Using drones could offer a cheaper way to deliver vaccines and improve vaccination rates in developing countries, according to a study led by the Johns Hopkins Bloomberg School of Public Health (JHSPH) and the Pittsburgh Supercomputing Centre.
According to the study published in the journal Vaccine, cost savings would come from drones being able to deliver vaccines more quickly and cheaply than by land-based transportation, which are limited by road conditions and have high fuel and maintenance costs.
“Many low- and middle-income countries are struggling to get lifesaving vaccines to people to keep them from getting sick or dying from preventable diseases,” said Senior Author and Associate Professor at JHSPH, Bruce Lee.
“You make all these vaccines but they’re of no value if we don’t get them to the people who need them. So there is an urgent need to find new, cost effective ways to do this,” continued Prof Lee.
For their study, the researchers used a computer model to simulate a land-based transportation system and compared it with an unmanned drone system for delivering vaccines as part of an immunisation programme in Mozambique.
They found that using drones to get vaccines to the vaccination locations could slightly improve vaccine availability and potentially immunise 96% of the target population as compared to 94% using land-based transport. The results showed a 20% cost savings.
The study showed that drones can bypass the challenges of existing transportation and improve the efficiency of health supply chains and provide reliable access to medical products, irrespective of where the patient resides.
Supply chain inefficiencies can mean that many vaccines don’t even reach the people who need them.
According to the study, non-vaccine costs of routine immunisations are expected to rise by 80% between 2010 and 2020, with more than one-third of costs attributable to supply chain logistics.
While unmanned drones have boomed in recent years, little has been known whether this is a cost-effective use of the technology. However this has not slowed down the uptake of the technology.
Drones have been used for surveillance and in humanitarian aid delivery and are now being developed to transport medical samples and supplies.
Currently drones are being tested for medical supply deliveries in Rwanda and in Papua New Guinea. UNICEF is testing the feasibility of using them to transport lab samples in Malawi.
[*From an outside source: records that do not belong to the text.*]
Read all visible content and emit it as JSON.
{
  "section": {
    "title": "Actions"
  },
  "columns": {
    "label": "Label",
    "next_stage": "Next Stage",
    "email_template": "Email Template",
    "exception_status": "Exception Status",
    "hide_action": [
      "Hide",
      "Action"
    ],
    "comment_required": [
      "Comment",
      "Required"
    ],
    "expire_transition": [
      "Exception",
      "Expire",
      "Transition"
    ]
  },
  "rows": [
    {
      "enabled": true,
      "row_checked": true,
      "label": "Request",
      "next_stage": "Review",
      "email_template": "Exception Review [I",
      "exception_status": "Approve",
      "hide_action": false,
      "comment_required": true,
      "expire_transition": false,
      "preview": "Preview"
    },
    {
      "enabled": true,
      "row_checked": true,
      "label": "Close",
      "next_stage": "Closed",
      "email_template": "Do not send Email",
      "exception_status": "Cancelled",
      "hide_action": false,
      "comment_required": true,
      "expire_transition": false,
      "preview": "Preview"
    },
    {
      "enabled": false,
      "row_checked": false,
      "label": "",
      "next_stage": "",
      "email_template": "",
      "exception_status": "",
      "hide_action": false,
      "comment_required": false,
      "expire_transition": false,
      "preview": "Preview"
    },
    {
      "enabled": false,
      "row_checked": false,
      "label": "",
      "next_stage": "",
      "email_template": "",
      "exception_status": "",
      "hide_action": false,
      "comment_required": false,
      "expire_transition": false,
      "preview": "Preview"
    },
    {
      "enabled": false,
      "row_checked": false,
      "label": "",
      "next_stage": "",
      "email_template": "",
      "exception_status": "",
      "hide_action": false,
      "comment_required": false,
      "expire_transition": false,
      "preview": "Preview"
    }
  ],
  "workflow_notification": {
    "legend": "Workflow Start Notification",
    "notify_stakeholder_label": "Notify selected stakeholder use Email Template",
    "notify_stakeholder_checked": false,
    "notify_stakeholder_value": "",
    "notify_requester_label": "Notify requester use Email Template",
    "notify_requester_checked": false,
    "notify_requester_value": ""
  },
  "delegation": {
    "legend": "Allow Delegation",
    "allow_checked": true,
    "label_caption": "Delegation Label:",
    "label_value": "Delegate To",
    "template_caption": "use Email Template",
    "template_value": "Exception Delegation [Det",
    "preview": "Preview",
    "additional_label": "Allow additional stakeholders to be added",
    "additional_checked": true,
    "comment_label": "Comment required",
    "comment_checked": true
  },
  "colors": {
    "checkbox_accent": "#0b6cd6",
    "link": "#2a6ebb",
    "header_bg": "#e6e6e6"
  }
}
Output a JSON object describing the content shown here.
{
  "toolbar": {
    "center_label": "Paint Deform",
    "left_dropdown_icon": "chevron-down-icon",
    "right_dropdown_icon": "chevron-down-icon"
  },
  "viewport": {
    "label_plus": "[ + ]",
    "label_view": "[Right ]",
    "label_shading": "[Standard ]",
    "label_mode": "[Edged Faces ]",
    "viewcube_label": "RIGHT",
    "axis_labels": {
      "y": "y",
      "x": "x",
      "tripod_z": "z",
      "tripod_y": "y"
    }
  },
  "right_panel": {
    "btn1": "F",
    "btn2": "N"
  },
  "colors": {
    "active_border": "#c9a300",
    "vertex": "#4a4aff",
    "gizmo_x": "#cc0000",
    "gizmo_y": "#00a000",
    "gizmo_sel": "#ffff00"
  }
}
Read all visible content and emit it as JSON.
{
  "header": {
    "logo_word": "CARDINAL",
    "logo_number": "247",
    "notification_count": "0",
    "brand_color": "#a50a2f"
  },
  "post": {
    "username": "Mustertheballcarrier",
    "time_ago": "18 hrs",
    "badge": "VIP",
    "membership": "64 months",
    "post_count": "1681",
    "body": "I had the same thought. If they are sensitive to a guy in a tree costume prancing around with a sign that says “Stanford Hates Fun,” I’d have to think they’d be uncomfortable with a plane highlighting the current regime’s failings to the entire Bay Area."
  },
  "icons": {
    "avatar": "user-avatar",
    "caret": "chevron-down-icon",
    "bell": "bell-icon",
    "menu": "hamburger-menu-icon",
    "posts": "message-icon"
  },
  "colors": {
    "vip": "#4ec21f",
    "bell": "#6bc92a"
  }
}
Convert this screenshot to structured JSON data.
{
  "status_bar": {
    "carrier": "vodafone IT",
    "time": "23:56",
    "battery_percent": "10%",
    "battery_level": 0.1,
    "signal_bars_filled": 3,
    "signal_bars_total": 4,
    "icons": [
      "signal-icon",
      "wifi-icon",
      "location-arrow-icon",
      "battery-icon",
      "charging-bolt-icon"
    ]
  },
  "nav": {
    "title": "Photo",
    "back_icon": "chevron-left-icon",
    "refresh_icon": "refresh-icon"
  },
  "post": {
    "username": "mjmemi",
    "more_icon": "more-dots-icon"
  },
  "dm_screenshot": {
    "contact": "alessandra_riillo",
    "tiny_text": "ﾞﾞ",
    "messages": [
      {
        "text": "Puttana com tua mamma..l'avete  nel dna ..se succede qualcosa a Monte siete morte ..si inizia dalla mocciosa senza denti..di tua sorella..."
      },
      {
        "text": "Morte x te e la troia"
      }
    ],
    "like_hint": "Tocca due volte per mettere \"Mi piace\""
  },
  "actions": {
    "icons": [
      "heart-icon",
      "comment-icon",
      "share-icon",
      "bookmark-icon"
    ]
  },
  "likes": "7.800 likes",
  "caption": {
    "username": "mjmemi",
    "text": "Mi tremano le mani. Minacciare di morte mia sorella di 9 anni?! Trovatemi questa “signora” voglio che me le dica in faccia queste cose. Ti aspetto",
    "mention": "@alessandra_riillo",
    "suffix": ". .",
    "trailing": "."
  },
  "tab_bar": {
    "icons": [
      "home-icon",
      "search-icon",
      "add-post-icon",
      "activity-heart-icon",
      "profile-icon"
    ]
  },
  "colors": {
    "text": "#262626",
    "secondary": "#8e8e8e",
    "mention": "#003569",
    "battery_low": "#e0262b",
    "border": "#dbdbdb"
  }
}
And in Brazil, the technology is being used to detect and destroy the mosquito responsible for the spread of the Zika virus.
“Assuming that drones are reliable, are capable of making the necessary trips and have properly trained operators, they could be a less expensive means of transporting vaccines, especially in remote areas,” said Prof Lee.
“They could be particularly valuable when there are more demand for certain vaccines than anticipated and immunisation locations must place urgent orders,” concluded Prof Lee.